(Beginning of Data for this task)

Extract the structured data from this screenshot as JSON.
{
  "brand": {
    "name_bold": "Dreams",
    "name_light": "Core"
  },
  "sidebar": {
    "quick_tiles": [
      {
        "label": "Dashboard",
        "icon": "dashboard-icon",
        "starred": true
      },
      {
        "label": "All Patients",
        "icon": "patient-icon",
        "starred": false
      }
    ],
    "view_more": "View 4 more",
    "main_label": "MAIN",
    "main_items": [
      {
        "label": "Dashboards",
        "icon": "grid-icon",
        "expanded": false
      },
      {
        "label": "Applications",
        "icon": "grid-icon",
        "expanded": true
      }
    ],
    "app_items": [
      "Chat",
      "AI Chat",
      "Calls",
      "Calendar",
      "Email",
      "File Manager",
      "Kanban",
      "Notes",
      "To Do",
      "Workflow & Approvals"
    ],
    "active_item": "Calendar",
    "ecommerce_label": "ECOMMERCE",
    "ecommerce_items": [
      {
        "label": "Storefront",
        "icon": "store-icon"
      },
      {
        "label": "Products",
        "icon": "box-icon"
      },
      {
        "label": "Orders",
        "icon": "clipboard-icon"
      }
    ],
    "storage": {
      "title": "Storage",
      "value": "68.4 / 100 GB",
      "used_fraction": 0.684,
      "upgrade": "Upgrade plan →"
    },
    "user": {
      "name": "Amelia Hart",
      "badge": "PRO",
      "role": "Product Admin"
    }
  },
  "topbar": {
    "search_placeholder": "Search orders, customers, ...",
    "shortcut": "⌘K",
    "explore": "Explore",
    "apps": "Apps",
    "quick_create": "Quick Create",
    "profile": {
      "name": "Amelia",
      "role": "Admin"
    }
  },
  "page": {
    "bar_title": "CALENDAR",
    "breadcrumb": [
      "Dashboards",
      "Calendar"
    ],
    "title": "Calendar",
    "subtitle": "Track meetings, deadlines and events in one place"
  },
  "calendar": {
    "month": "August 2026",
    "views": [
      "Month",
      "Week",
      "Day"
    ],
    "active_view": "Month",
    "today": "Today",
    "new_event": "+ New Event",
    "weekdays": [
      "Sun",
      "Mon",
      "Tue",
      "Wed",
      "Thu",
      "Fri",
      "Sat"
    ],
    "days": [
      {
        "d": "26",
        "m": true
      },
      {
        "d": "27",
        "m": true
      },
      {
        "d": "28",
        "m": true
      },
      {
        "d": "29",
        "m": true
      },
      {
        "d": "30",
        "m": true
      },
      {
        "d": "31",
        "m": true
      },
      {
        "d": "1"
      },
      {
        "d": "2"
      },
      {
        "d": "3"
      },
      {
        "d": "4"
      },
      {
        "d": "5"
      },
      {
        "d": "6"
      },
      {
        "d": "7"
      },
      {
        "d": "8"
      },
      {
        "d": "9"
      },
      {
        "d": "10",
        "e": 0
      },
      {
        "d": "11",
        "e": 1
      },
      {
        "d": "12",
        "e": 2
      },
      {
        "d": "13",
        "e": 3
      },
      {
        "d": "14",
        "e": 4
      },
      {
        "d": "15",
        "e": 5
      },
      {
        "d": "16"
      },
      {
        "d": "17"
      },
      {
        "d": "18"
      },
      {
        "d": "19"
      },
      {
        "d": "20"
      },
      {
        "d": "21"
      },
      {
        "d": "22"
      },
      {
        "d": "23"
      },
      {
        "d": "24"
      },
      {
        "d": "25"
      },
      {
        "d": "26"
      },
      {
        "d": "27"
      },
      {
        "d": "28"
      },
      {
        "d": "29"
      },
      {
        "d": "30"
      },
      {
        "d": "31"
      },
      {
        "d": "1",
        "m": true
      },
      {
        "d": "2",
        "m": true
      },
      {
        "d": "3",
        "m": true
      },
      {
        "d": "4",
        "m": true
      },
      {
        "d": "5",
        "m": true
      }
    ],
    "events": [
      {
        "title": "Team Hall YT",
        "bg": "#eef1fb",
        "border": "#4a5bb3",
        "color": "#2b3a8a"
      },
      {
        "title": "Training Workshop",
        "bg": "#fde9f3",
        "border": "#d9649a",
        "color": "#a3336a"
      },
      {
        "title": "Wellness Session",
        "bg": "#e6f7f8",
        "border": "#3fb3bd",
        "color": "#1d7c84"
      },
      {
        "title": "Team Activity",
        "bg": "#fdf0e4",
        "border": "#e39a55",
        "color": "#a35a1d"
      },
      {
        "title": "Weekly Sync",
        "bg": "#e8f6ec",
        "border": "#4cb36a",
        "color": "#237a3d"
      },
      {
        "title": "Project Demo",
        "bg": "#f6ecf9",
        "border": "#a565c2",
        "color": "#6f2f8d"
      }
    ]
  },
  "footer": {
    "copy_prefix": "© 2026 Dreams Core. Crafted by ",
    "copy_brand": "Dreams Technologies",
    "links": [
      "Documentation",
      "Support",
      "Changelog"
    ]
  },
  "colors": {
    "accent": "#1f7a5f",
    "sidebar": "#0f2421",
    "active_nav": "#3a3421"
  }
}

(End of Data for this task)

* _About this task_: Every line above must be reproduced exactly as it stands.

* _Response_:
Extract the structured data from this screenshot as JSON.
{
  "brand": {
    "name_bold": "Dreams",
    "name_light": "Core"
  },
  "sidebar": {
    "quick_tiles": [
      {
        "label": "Dashboard",
        "icon": "dashboard-icon",
        "starred": true
      },
      {
        "label": "All Patients",
        "icon": "patient-icon",
        "starred": false
      }
    ],
    "view_more": "View 4 more",
    "main_label": "MAIN",
    "main_items": [
      {
        "label": "Dashboards",
        "icon": "grid-icon",
        "expanded": false
      },
      {
        "label": "Applications",
        "icon": "grid-icon",
        "expanded": true
      }
    ],
    "app_items": [
      "Chat",
      "AI Chat",
      "Calls",
      "Calendar",
      "Email",
      "File Manager",
      "Kanban",
      "Notes",
      "To Do",
      "Workflow & Approvals"
    ],
    "active_item": "Calendar",
    "ecommerce_label": "ECOMMERCE",
    "ecommerce_items": [
      {
        "label": "Storefront",
        "icon": "store-icon"
      },
      {
        "label": "Products",
        "icon": "box-icon"
      },
      {
        "label": "Orders",
        "icon": "clipboard-icon"
      }
    ],
    "storage": {
      "title": "Storage",
      "value": "68.4 / 100 GB",
      "used_fraction": 0.684,
      "upgrade": "Upgrade plan →"
    },
    "user": {
      "name": "Amelia Hart",
      "badge": "PRO",
      "role": "Product Admin"
    }
  },
  "topbar": {
    "search_placeholder": "Search orders, customers, ...",
    "shortcut": "⌘K",
    "explore": "Explore",
    "apps": "Apps",
    "quick_create": "Quick Create",
    "profile": {
      "name": "Amelia",
      "role": "Admin"
    }
  },
  "page": {
    "bar_title": "CALENDAR",
    "breadcrumb": [
      "Dashboards",
      "Calendar"
    ],
    "title": "Calendar",
    "subtitle": "Track meetings, deadlines and events in one place"
  },
  "calendar": {
    "month": "August 2026",
    "views": [
      "Month",
      "Week",
      "Day"
    ],
    "active_view": "Month",
    "today": "Today",
    "new_event": "+ New Event",
    "weekdays": [
      "Sun",
      "Mon",
      "Tue",
      "Wed",
      "Thu",
      "Fri",
      "Sat"
    ],
    "days": [
      {
        "d": "26",
        "m": true
      },
      {
        "d": "27",
        "m": true
      },
      {
        "d": "28",
        "m": true
      },
      {
        "d": "29",
        "m": true
      },
      {
        "d": "30",
        "m": true
      },
      {
        "d": "31",
        "m": true
      },
      {
        "d": "1"
      },
      {
        "d": "2"
      },
      {
        "d": "3"
      },
      {
        "d": "4"
      },
      {
        "d": "5"
      },
      {
        "d": "6"
      },
      {
        "d": "7"
      },
      {
        "d": "8"
      },
      {
        "d": "9"
      },
      {
        "d": "10",
        "e": 0
      },
      {
        "d": "11",
        "e": 1
      },
      {
        "d": "12",
        "e": 2
      },
      {
        "d": "13",
        "e": 3
      },
      {
        "d": "14",
        "e": 4
      },
      {
        "d": "15",
        "e": 5
      },
      {
        "d": "16"
      },
      {
        "d": "17"
      },
      {
        "d": "18"
      },
      {
        "d": "19"
      },
      {
        "d": "20"
      },
      {
        "d": "21"
      },
      {
        "d": "22"
      },
      {
        "d": "23"
      },
      {
        "d": "24"
      },
      {
        "d": "25"
      },
      {
        "d": "26"
      },
      {
        "d": "27"
      },
      {
        "d": "28"
      },
      {
        "d": "29"
      },
      {
        "d": "30"
      },
      {
        "d": "31"
      },
      {
        "d": "1",
        "m": true
      },
      {
        "d": "2",
        "m": true
      },
      {
        "d": "3",
        "m": true
      },
      {
        "d": "4",
        "m": true
      },
      {
        "d": "5",
        "m": true
      }
    ],
    "events": [
      {
        "title": "Team Hall YT",
        "bg": "#eef1fb",
        "border": "#4a5bb3",
        "color": "#2b3a8a"
      },
      {
        "title": "Training Workshop",
        "bg": "#fde9f3",
        "border": "#d9649a",
        "color": "#a3336a"
      },
      {
        "title": "Wellness Session",
        "bg": "#e6f7f8",
        "border": "#3fb3bd",
        "color": "#1d7c84"
      },
      {
        "title": "Team Activity",
        "bg": "#fdf0e4",
        "border": "#e39a55",
        "color": "#a35a1d"
      },
      {
        "title": "Weekly Sync",
        "bg": "#e8f6ec",
        "border": "#4cb36a",
        "color": "#237a3d"
      },
      {
        "title": "Project Demo",
        "bg": "#f6ecf9",
        "border": "#a565c2",
        "color": "#6f2f8d"
      }
    ]
  },
  "footer": {
    "copy_prefix": "© 2026 Dreams Core. Crafted by ",
    "copy_brand": "Dreams Technologies",
    "links": [
      "Documentation",
      "Support",
      "Changelog"
    ]
  },
  "colors": {
    "accent": "#1f7a5f",
    "sidebar": "#0f2421",
    "active_nav": "#3a3421"
  }
}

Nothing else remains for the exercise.